The morning was cloaked in a thick fog which, though beautiful, was by no means silent. As we sat waiting for breakfast, group after group of tourists came down to the beach to board one of the fleet of wooden canoes docked there. By the time the fog cleared, most of the tourists had cleared out as well.
We went with our guide, Ousa, and 2 other Americans, Steve and Ann, who we met yesterday going to the Elephant Breeding Center. We boarded a couple canoes fastened together. There was one poleman in the back. He turned the boats and we drifted down the river. The sun burned away the fog revealing lots of birds: Ruddy shell ducks-- migrating birds from Russia and Tibet waded close to the shore or flew across the river in pairs; egrets stood with necks shot forward looking for fish; kingfishers flew by or perched in trees. A big stork stood on the shore and many other birds flew by.
Ruddy shell ducks
We were let off down the river a bit and our boatman then had the hard job of walking, kicking and poling the boat back upstream. We headed into the jungle.
The river bank
There didn't seem to be a set path from point A to B but rather a series of winding trails, some from people, some from animals. We saw lots of signs of
animals--piles of rhino dung, deer footprints, and holes dug by bears-- but no animals. There were lots of big red bugs. Ousa assured us they would not bite and were not poisonous-- quite a relief since they were everywhere.

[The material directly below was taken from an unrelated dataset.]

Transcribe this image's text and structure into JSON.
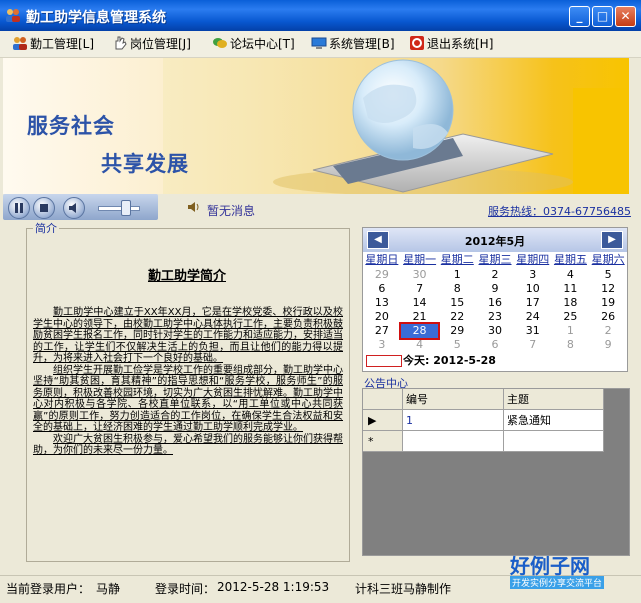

We did see several hornbills with bright yellow bills. Every now and then we'd come to the edge of the savanna and peek out seeking wildlife. But, we didn't see anything. Ousa said right now the grass was too long. After the grass was harvested, and some of the areas burned, it was easier to see the animals.
We wandered around the forest, occasionally crossed grasslands and settled on a path by a rivulet looking for crocodiles. Ousa took us to some typical crocodiles sunbathing places but we didn't see any. Finally we glimpsed the head of one looking like a log, before it disappeared under water.
We wandered some more and at some point I brushed against a plant which caused about 3 square inches of my arm to become covered with little red bumps which swelled up until they merged into one itchy puffy patch. Thankfully, they shrunk down after a while to small red dots. As we ducked around branches, and my arm itched and burned, I brushed off an ant and remembered I'm not very fond of jungles.
At one place, Rowshan saw a movement in the bushes. We quietly approached the area and saw.... a chicken. Technically it was a wild jungle fowl but it looked like a small rooster with lovely green and red feathers.
Finally, we saw a monkey in a tree. It wasn't like seeing a rhino or tiger, but it was refreshing to at least see a monkey in the wild. In another tree was saw a big monkey who sat sending a shower of pee from the tree and then took a dump. Steve wryly remarked, “We've seen so much animal poo it is nice to see it actually being created.”
Monkey See, Monkey Poo
From a viewing tower, we saw how an invasive South African plant had taken over the savanna transforming clumps of grass and trees into vine covered topiary sculptures. Another part of the savanna was slowly burning.
Invasive South African plant
Savanna being burned
We walked back out and were on the river bank a little ways up river from the hotel. Ruddy shell ducks flew above the water. A canoe took us across the river back to the hotel.
Ruddy shell ducks
Tonight there was a Tharu cultural performance of the stick dance. The bamboo stick dances involved groups of dancers in different formations doing dance steps and swinging bamboo sticks so they would hit other dancers' sticks. If a dancer was off it would mean someone could get whacked with a bamboo stick. There was also an excellent firedance. The dances were accompanied by a drum, which along with the costumes made me think of Bhangra music.
Sunset by the hotel
Tharu stick dance